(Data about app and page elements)
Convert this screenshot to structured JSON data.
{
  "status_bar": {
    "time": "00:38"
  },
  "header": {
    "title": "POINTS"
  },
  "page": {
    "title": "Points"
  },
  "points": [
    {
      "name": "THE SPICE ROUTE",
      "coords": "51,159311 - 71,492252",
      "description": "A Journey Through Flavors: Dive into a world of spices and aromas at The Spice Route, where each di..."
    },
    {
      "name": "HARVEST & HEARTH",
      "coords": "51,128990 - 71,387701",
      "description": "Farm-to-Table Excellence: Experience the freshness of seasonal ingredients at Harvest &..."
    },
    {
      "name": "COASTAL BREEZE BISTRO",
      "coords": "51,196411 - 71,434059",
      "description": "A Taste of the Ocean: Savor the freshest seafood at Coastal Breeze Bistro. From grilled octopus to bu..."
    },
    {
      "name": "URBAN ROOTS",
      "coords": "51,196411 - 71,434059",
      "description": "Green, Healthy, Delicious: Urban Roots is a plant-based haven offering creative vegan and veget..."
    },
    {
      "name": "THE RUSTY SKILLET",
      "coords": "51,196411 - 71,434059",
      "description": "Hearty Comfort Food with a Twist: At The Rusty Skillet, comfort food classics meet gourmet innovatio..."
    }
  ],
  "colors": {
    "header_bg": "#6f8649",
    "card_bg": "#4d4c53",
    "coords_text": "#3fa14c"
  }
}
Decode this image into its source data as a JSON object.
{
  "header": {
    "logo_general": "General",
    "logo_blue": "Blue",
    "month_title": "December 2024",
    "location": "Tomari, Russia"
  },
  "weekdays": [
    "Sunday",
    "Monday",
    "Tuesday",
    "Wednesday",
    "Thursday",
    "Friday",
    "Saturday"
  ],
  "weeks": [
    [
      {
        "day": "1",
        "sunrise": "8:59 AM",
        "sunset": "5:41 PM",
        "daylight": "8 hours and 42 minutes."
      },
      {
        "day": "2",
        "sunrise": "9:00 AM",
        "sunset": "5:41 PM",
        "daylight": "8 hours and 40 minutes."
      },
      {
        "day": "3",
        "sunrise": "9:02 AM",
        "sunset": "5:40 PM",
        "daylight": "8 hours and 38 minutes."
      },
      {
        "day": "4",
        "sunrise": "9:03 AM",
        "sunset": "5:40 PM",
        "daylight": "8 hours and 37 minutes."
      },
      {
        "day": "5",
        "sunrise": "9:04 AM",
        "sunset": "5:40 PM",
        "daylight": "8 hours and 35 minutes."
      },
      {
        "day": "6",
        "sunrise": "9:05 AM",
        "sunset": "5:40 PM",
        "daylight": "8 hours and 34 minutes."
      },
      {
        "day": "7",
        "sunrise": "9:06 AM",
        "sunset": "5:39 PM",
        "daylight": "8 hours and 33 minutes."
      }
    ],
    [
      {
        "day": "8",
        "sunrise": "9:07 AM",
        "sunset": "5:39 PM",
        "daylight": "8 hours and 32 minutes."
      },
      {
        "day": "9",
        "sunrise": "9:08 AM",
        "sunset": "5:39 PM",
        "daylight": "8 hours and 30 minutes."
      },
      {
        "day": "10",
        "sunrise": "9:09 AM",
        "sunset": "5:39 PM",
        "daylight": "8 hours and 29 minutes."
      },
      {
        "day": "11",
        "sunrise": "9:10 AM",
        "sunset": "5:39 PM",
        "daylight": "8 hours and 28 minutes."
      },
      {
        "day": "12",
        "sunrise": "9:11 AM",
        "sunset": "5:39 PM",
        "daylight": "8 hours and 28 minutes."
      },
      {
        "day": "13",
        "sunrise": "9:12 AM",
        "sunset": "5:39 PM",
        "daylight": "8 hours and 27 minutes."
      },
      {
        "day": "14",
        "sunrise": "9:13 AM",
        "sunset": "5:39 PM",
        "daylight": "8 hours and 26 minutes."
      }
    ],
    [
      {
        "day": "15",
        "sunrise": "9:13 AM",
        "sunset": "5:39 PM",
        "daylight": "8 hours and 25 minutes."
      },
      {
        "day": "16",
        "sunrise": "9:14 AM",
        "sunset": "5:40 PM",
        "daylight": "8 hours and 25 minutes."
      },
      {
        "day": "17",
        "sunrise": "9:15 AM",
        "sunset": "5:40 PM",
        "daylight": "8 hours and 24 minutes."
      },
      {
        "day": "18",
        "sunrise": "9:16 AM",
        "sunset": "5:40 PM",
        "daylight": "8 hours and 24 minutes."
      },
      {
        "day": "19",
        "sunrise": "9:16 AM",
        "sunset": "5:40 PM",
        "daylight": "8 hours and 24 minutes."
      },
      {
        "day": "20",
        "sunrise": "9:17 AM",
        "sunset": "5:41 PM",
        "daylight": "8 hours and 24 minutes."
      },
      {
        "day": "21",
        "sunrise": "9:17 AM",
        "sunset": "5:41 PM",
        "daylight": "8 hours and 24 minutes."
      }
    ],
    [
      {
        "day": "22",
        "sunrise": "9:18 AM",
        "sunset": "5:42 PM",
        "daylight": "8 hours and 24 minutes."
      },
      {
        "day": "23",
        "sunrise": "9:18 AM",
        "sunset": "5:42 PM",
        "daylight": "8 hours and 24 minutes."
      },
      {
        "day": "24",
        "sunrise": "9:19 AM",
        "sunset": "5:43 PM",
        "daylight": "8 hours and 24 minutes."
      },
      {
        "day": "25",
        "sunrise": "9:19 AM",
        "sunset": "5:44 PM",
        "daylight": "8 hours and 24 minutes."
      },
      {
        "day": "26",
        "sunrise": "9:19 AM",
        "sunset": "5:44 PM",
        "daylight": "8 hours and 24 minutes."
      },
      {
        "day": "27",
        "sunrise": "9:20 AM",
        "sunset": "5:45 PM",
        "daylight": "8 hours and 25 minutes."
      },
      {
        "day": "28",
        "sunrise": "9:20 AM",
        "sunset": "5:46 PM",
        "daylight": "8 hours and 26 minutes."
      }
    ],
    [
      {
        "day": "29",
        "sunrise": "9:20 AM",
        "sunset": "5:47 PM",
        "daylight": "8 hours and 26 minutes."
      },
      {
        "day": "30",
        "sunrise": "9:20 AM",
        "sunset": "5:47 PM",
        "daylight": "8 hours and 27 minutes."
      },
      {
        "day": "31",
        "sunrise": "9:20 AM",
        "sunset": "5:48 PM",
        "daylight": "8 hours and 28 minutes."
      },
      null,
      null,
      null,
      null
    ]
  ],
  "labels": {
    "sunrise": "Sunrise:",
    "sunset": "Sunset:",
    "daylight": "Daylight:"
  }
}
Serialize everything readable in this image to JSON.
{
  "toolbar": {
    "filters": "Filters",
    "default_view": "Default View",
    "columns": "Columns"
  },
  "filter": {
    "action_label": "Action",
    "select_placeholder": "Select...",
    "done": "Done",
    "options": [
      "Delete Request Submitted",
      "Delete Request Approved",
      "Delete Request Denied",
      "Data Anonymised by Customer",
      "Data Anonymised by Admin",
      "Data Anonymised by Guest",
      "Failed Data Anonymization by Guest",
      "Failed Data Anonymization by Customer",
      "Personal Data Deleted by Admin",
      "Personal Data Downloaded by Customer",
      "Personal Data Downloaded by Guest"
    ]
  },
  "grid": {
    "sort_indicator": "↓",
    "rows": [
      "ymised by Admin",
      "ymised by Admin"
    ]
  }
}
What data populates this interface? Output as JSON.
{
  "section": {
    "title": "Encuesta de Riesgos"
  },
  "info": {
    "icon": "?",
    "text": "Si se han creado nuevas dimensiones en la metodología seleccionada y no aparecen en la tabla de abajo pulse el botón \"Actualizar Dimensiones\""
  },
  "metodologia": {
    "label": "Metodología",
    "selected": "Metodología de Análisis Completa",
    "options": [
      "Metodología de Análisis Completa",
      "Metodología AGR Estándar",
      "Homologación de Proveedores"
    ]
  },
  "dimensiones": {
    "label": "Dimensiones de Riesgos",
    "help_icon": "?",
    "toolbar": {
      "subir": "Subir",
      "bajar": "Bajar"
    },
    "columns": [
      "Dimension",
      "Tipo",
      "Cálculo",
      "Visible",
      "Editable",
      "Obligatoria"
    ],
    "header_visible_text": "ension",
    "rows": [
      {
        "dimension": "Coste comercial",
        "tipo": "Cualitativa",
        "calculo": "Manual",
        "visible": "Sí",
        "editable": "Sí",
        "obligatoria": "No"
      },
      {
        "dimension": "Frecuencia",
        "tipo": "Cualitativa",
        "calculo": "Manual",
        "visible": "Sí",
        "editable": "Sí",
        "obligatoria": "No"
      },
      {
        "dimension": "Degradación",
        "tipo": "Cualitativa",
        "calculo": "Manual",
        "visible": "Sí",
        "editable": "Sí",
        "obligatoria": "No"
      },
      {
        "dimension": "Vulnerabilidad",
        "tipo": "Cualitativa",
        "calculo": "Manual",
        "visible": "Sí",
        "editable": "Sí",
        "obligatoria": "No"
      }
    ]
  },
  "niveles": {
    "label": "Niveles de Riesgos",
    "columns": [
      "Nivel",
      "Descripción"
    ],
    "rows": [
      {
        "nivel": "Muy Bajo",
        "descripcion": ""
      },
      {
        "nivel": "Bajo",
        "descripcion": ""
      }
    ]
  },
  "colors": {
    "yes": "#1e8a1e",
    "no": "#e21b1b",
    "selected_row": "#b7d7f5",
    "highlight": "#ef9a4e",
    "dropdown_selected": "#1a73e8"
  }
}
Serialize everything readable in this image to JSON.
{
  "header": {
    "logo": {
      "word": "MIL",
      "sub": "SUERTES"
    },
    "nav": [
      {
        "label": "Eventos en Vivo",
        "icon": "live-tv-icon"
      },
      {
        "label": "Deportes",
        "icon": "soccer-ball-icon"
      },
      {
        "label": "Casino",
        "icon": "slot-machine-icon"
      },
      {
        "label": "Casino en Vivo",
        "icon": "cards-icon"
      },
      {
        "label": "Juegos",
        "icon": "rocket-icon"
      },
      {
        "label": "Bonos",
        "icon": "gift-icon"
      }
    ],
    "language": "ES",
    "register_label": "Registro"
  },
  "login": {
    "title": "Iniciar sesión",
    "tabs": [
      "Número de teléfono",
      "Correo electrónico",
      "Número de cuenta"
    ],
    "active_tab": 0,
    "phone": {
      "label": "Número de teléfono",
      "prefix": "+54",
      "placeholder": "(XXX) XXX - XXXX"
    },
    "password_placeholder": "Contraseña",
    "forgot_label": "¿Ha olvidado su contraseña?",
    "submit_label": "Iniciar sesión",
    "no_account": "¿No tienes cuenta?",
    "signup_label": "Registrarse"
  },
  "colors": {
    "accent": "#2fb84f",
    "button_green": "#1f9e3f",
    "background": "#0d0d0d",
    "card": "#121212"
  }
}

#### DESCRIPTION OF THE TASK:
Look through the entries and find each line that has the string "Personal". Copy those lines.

#### TASK SOLUTION:
      "Personal Data Deleted by Admin",
      "Personal Data Downloaded by Customer",
      "Personal Data Downloaded by Guest"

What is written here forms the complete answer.